The below provides a snapshot of professionals currently travelling:
- Industries who continued to travel or recommenced travel the fastest were Mining & Wholesale, with roughly 40% of respondents from those businesses saying they continued travelling throughout the global shutdown. 80% have resumed travel at this point.
- Construction and food services follow closely behind with roughly 70% of respondents indicated that they’ve started travelling again.
- Across all industries, the first people to travel will be/have been sales, client management and project workforce who are focused on business growth, customer retention and the resumption of projects. 19% of respondents agree that the least likely to travel in the near future were administration and internal support staff as they are not client facing.
Chris Galanty, Global Corporate CEO, Flight Centre Travel Group (FCM and Corporate Traveller’s parent company) said: “Engaging with our customers on the impact COVID-19 via this three phase State of the Market research project was vital in order to understand our customers sentiments and the best way we can support them during a period of rapid and continuing seismic change and uncertainty. Even now, as pockets of the industry turn towards recovery, the business travel landscape continues to shift and evolve. In preparation for a return to some normality, businesses and suppliers are reframing their priorities, processes and procedures. It is clear that uncertainty will remain for some time, particularly while governments re-impose border restrictions or quarantine periods.
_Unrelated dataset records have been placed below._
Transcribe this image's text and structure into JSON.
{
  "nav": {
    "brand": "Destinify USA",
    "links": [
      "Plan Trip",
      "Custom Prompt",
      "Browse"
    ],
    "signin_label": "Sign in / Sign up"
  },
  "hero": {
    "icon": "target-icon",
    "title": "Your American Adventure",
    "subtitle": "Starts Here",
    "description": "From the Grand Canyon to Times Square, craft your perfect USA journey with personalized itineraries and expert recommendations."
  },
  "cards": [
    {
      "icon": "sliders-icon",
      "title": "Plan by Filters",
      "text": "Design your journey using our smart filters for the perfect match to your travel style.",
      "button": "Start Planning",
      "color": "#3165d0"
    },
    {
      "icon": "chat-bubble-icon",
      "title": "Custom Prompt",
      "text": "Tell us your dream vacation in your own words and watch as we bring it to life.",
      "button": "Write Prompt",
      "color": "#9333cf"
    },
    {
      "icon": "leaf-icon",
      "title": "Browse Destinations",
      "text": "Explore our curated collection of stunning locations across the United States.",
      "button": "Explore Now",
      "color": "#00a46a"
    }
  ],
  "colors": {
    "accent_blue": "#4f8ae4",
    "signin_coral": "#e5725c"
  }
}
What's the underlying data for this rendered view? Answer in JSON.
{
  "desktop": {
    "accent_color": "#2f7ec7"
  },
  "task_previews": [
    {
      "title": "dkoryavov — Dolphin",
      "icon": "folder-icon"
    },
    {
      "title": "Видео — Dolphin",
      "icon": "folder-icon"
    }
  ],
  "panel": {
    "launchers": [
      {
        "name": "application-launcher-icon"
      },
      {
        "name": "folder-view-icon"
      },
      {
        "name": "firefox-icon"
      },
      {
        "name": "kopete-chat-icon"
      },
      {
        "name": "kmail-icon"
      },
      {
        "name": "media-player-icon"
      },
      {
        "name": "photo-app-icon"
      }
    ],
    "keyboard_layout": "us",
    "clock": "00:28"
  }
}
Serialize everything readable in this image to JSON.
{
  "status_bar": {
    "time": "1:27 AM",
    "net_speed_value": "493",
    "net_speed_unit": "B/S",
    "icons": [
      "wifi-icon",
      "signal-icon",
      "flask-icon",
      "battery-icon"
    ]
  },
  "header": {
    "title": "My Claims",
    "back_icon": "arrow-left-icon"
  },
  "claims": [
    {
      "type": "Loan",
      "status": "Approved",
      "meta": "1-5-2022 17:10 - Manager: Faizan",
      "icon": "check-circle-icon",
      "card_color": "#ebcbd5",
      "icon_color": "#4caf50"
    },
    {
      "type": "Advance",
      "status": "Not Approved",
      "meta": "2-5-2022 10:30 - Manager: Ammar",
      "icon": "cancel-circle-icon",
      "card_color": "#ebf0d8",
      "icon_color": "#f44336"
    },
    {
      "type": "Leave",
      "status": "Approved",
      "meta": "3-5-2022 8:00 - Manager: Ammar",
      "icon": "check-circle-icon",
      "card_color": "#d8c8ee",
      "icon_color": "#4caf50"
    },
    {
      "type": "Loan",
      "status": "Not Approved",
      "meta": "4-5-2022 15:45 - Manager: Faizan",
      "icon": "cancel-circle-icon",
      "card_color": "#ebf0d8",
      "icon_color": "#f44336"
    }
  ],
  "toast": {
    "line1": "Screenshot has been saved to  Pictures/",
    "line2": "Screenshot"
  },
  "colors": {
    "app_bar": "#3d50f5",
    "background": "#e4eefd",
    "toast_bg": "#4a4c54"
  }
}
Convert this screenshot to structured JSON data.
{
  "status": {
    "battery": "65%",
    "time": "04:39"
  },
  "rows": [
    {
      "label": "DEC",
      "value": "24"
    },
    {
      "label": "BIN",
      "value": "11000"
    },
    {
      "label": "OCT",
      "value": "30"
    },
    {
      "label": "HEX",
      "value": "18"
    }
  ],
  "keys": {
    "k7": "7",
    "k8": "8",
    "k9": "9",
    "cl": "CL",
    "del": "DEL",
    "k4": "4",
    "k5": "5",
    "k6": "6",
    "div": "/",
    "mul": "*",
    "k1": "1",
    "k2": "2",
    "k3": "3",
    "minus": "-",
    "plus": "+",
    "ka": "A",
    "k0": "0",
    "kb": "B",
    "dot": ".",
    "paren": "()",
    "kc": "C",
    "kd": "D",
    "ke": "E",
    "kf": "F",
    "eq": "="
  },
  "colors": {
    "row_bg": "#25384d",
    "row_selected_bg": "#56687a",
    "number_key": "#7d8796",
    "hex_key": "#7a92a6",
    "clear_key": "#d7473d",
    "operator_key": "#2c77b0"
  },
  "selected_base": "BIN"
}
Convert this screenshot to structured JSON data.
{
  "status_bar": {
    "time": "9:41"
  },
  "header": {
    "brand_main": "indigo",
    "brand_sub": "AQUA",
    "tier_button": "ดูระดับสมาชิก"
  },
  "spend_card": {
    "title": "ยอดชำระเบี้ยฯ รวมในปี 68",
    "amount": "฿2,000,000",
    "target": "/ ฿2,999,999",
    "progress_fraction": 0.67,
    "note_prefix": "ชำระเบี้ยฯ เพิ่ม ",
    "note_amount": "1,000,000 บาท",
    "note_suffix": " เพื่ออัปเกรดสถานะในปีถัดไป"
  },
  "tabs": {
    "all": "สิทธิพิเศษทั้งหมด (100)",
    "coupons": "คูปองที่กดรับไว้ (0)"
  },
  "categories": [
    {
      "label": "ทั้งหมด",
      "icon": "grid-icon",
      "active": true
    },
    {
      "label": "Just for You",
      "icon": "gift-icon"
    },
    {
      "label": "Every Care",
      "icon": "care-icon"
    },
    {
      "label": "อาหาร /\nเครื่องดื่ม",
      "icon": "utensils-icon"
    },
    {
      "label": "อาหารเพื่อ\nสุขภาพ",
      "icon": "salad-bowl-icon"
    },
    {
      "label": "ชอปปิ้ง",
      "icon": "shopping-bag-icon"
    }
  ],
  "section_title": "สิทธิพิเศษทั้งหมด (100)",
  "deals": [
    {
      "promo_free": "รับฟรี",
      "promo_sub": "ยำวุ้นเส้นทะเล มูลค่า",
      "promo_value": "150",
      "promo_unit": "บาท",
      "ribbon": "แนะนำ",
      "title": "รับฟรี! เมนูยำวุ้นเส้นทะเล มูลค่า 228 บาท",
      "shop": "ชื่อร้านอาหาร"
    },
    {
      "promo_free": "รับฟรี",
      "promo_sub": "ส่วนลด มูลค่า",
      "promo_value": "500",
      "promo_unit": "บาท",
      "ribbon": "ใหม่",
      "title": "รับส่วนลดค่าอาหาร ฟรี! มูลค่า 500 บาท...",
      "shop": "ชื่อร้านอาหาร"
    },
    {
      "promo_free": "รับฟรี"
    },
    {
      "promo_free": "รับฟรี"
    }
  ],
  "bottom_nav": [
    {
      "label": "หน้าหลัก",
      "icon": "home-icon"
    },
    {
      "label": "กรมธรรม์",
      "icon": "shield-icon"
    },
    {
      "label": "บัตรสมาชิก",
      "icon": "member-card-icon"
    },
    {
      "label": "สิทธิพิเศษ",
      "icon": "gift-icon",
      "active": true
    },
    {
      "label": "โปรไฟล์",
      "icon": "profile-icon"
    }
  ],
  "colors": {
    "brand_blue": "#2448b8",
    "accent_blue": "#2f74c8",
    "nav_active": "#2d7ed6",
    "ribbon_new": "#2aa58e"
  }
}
However, understanding how companies are resuming business travel and what factors are having the biggest impact on their priorities, will enable us to provide the best possible support going forwards.”
Furthermore, the State of the Market study revealed that the future of travel buying behaviour will be influenced by:
- Airline, hotel, car/ground COVID-safety protocols (37% of respondents are reviewing their hotel suppliers to ensure they are COVID-safe and 25% of respondents rate Duty of Care their number one focus as travel resumes in their business)
- Shortened purchase window (the average purchase window for domestic travel has dropped from 7-10 days (pre-COVID) to 3-4 days post-COVID)
- Flexible fares
- Avoidance of overnight requirements
- Virtual meetings as a back-up
In addition to focusing on budgets, traveller confidence and safety procedures, businesses large and small are re-evaluating their travel policies in the wake of COVID-19 pandemic. Now, more than ever before, a travel policy ensures businesses have set guidelines around traveller safety, budgets, required documentation and purpose for travel, while empowering employees to use careful judgement when booking and incurring travel expenses. 84% of businesses interviewed have active travel policies, either at a national or global level. During COVID-19, 40% of respondents who had existing policies introduced interim travel policies, providing more restrictive guidelines for travellers. Interim policies include varying definitions of indefinite travel bans, classifications for business-critical travel (where safe), new approval procedures, general guidelines for changed supplier services and also procedures for business meetings. 50% of customers are making further changes to their policy as travel resumes.
Priorities of revised policies include: health & hygiene; pre-trip approval; business class travel approval; whether the business is essential; journey changes; adhering to COVID conduct; using preferred and COVID safe suppliers.